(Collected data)
○ ○ ○ ○ ○

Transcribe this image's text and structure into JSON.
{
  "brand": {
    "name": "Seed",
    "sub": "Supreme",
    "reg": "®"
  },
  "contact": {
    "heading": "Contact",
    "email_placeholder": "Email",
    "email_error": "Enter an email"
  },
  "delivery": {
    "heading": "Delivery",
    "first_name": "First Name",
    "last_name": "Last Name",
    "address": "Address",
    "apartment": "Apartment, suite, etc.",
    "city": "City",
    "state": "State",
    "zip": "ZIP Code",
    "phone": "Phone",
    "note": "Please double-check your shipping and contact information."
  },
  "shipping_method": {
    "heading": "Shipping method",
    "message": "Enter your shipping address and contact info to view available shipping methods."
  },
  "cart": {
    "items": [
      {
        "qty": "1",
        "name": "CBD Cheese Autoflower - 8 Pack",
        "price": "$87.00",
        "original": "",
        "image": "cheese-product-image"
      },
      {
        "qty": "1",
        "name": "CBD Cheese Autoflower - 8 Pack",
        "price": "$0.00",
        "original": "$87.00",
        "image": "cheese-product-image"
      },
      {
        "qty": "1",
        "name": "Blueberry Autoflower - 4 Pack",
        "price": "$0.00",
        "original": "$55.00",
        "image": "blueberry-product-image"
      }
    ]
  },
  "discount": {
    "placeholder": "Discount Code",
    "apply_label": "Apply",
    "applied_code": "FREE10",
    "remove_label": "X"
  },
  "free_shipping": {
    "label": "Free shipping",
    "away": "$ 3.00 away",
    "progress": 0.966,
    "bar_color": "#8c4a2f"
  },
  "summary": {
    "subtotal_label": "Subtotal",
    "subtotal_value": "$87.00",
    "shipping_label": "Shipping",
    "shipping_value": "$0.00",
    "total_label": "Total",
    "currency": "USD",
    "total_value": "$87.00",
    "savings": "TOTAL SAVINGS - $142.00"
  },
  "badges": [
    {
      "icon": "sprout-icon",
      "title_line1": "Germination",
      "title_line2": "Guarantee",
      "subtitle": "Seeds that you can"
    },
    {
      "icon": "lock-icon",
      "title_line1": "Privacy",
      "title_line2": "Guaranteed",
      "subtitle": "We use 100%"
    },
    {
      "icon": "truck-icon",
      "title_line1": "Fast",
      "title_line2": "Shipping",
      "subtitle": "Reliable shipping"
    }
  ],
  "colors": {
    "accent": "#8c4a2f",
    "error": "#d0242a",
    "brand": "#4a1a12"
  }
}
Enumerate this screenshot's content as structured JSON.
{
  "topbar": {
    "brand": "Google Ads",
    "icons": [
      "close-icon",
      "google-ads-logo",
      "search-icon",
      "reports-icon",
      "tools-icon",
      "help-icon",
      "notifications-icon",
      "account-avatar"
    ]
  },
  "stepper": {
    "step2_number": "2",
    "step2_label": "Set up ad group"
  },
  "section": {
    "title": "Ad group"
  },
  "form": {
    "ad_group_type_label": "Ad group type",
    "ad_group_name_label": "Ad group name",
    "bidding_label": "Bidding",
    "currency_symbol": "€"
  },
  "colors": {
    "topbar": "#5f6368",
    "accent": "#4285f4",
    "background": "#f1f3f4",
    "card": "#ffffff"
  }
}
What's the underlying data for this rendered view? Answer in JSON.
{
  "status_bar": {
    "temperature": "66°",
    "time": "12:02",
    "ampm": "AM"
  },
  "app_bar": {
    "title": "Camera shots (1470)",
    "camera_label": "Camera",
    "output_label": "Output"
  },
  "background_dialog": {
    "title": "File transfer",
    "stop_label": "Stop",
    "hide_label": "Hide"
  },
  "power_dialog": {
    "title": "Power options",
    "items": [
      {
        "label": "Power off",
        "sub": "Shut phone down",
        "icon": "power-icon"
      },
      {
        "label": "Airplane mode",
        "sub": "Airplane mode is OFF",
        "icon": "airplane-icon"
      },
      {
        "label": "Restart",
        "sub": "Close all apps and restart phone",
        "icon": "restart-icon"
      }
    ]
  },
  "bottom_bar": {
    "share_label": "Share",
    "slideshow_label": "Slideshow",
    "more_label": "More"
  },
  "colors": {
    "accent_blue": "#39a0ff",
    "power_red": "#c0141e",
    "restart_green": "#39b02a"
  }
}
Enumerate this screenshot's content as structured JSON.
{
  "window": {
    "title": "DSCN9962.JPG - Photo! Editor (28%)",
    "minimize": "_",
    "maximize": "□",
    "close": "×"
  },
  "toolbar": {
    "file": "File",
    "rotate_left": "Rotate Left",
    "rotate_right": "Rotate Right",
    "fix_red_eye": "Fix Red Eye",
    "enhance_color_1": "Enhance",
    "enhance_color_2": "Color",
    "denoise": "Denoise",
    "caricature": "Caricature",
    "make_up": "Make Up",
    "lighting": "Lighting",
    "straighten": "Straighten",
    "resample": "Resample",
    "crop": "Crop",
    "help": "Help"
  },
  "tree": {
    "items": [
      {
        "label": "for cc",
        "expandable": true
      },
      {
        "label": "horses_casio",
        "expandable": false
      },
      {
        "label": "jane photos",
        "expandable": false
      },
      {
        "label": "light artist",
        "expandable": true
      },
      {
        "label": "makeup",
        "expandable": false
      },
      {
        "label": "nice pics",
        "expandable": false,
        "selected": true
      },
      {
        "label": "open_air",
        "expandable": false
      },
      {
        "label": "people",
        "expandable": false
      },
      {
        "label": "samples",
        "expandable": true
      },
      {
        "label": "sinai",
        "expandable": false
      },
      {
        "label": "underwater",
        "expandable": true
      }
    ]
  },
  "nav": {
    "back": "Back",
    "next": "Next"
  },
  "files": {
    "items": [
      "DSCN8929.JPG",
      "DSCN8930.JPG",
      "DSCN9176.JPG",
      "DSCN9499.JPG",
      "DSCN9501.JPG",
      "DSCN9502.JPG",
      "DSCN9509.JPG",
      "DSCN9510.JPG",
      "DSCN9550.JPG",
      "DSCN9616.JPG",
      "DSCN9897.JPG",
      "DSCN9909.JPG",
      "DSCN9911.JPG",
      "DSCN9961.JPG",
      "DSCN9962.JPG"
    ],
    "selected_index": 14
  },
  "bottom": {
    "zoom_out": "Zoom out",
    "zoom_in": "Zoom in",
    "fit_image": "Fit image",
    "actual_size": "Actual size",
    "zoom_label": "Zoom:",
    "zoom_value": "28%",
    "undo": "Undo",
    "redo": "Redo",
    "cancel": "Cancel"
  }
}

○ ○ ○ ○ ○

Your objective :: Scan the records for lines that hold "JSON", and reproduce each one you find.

Answer for the task ::
Transcribe this image's text and structure into JSON.
Enumerate this screenshot's content as structured JSON.
What's the underlying data for this rendered view? Answer in JSON.
Enumerate this screenshot's content as structured JSON.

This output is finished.